* Problem to work on
Set down all of the records exactly.

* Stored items
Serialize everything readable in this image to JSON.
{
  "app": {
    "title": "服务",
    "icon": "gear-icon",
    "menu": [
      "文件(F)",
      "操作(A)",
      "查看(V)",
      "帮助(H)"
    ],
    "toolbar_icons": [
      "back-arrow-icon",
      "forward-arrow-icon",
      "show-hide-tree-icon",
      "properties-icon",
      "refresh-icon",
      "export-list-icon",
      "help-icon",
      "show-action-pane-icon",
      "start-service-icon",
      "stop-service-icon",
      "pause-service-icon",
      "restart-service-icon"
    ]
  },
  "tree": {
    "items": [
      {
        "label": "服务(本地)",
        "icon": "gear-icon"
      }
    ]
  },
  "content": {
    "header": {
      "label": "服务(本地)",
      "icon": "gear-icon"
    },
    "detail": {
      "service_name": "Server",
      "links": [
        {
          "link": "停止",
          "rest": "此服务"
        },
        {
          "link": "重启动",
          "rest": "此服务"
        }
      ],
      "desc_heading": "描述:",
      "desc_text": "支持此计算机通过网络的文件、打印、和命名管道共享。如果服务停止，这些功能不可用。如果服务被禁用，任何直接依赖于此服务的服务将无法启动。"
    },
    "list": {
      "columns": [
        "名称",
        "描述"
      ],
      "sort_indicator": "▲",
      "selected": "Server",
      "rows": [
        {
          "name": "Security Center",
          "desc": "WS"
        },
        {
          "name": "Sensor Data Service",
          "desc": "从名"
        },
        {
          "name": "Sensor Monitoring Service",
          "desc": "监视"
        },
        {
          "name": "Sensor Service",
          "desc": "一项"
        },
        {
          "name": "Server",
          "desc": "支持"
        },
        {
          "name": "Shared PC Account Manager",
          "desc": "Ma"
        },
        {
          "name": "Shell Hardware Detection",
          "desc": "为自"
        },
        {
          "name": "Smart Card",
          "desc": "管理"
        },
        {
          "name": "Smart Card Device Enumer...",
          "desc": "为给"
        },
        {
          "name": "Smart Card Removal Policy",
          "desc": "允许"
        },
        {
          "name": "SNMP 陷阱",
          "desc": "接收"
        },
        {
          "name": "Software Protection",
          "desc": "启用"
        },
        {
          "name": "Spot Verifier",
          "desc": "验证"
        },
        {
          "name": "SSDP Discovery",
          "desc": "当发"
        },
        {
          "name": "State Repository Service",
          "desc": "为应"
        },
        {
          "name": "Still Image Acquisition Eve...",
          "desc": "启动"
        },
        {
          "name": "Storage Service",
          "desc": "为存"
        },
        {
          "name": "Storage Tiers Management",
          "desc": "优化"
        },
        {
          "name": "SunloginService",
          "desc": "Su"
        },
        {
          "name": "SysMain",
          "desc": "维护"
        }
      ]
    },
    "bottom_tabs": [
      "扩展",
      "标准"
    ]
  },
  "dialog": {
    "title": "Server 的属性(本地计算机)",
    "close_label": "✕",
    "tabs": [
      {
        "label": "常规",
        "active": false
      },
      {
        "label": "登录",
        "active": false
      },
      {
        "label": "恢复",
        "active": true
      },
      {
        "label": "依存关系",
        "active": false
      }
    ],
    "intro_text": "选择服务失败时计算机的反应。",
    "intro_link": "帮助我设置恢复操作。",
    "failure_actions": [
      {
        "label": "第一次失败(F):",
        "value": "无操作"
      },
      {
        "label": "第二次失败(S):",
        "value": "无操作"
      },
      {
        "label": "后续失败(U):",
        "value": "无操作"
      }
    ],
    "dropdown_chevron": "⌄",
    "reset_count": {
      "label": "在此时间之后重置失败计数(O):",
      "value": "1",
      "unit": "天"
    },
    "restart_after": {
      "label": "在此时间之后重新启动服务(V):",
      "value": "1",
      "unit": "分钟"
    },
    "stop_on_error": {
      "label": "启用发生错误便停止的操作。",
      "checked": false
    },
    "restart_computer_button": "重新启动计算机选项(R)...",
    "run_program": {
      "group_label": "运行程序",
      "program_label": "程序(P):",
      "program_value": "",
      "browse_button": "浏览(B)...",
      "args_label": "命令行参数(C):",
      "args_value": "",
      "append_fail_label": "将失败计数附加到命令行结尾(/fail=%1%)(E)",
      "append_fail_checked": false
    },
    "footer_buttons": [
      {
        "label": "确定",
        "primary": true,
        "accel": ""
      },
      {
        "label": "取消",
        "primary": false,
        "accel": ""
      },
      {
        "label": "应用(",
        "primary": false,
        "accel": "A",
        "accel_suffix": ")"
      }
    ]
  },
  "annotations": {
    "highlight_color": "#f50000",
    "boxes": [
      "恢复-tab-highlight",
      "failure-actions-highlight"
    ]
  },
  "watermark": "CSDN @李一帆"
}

* Response for this exercise
Serialize everything readable in this image to JSON.
{
  "app": {
    "title": "服务",
    "icon": "gear-icon",
    "menu": [
      "文件(F)",
      "操作(A)",
      "查看(V)",
      "帮助(H)"
    ],
    "toolbar_icons": [
      "back-arrow-icon",
      "forward-arrow-icon",
      "show-hide-tree-icon",
      "properties-icon",
      "refresh-icon",
      "export-list-icon",
      "help-icon",
      "show-action-pane-icon",
      "start-service-icon",
      "stop-service-icon",
      "pause-service-icon",
      "restart-service-icon"
    ]
  },
  "tree": {
    "items": [
      {
        "label": "服务(本地)",
        "icon": "gear-icon"
      }
    ]
  },
  "content": {
    "header": {
      "label": "服务(本地)",
      "icon": "gear-icon"
    },
    "detail": {
      "service_name": "Server",
      "links": [
        {
          "link": "停止",
          "rest": "此服务"
        },
        {
          "link": "重启动",
          "rest": "此服务"
        }
      ],
      "desc_heading": "描述:",
      "desc_text": "支持此计算机通过网络的文件、打印、和命名管道共享。如果服务停止，这些功能不可用。如果服务被禁用，任何直接依赖于此服务的服务将无法启动。"
    },
    "list": {
      "columns": [
        "名称",
        "描述"
      ],
      "sort_indicator": "▲",
      "selected": "Server",
      "rows": [
        {
          "name": "Security Center",
          "desc": "WS"
        },
        {
          "name": "Sensor Data Service",
          "desc": "从名"
        },
        {
          "name": "Sensor Monitoring Service",
          "desc": "监视"
        },
        {
          "name": "Sensor Service",
          "desc": "一项"
        },
        {
          "name": "Server",
          "desc": "支持"
        },
        {
          "name": "Shared PC Account Manager",
          "desc": "Ma"
        },
        {
          "name": "Shell Hardware Detection",
          "desc": "为自"
        },
        {
          "name": "Smart Card",
          "desc": "管理"
        },
        {
          "name": "Smart Card Device Enumer...",
          "desc": "为给"
        },
        {
          "name": "Smart Card Removal Policy",
          "desc": "允许"
        },
        {
          "name": "SNMP 陷阱",
          "desc": "接收"
        },
        {
          "name": "Software Protection",
          "desc": "启用"
        },
        {
          "name": "Spot Verifier",
          "desc": "验证"
        },
        {
          "name": "SSDP Discovery",
          "desc": "当发"
        },
        {
          "name": "State Repository Service",
          "desc": "为应"
        },
        {
          "name": "Still Image Acquisition Eve...",
          "desc": "启动"
        },
        {
          "name": "Storage Service",
          "desc": "为存"
        },
        {
          "name": "Storage Tiers Management",
          "desc": "优化"
        },
        {
          "name": "SunloginService",
          "desc": "Su"
        },
        {
          "name": "SysMain",
          "desc": "维护"
        }
      ]
    },
    "bottom_tabs": [
      "扩展",
      "标准"
    ]
  },
  "dialog": {
    "title": "Server 的属性(本地计算机)",
    "close_label": "✕",
    "tabs": [
      {
        "label": "常规",
        "active": false
      },
      {
        "label": "登录",
        "active": false
      },
      {
        "label": "恢复",
        "active": true
      },
      {
        "label": "依存关系",
        "active": false
      }
    ],
    "intro_text": "选择服务失败时计算机的反应。",
    "intro_link": "帮助我设置恢复操作。",
    "failure_actions": [
      {
        "label": "第一次失败(F):",
        "value": "无操作"
      },
      {
        "label": "第二次失败(S):",
        "value": "无操作"
      },
      {
        "label": "后续失败(U):",
        "value": "无操作"
      }
    ],
    "dropdown_chevron": "⌄",
    "reset_count": {
      "label": "在此时间之后重置失败计数(O):",
      "value": "1",
      "unit": "天"
    },
    "restart_after": {
      "label": "在此时间之后重新启动服务(V):",
      "value": "1",
      "unit": "分钟"
    },
    "stop_on_error": {
      "label": "启用发生错误便停止的操作。",
      "checked": false
    },
    "restart_computer_button": "重新启动计算机选项(R)...",
    "run_program": {
      "group_label": "运行程序",
      "program_label": "程序(P):",
      "program_value": "",
      "browse_button": "浏览(B)...",
      "args_label": "命令行参数(C):",
      "args_value": "",
      "append_fail_label": "将失败计数附加到命令行结尾(/fail=%1%)(E)",
      "append_fail_checked": false
    },
    "footer_buttons": [
      {
        "label": "确定",
        "primary": true,
        "accel": ""
      },
      {
        "label": "取消",
        "primary": false,
        "accel": ""
      },
      {
        "label": "应用(",
        "primary": false,
        "accel": "A",
        "accel_suffix": ")"
      }
    ]
  },
  "annotations": {
    "highlight_color": "#f50000",
    "boxes": [
      "恢复-tab-highlight",
      "failure-actions-highlight"
    ]
  },
  "watermark": "CSDN @李一帆"
}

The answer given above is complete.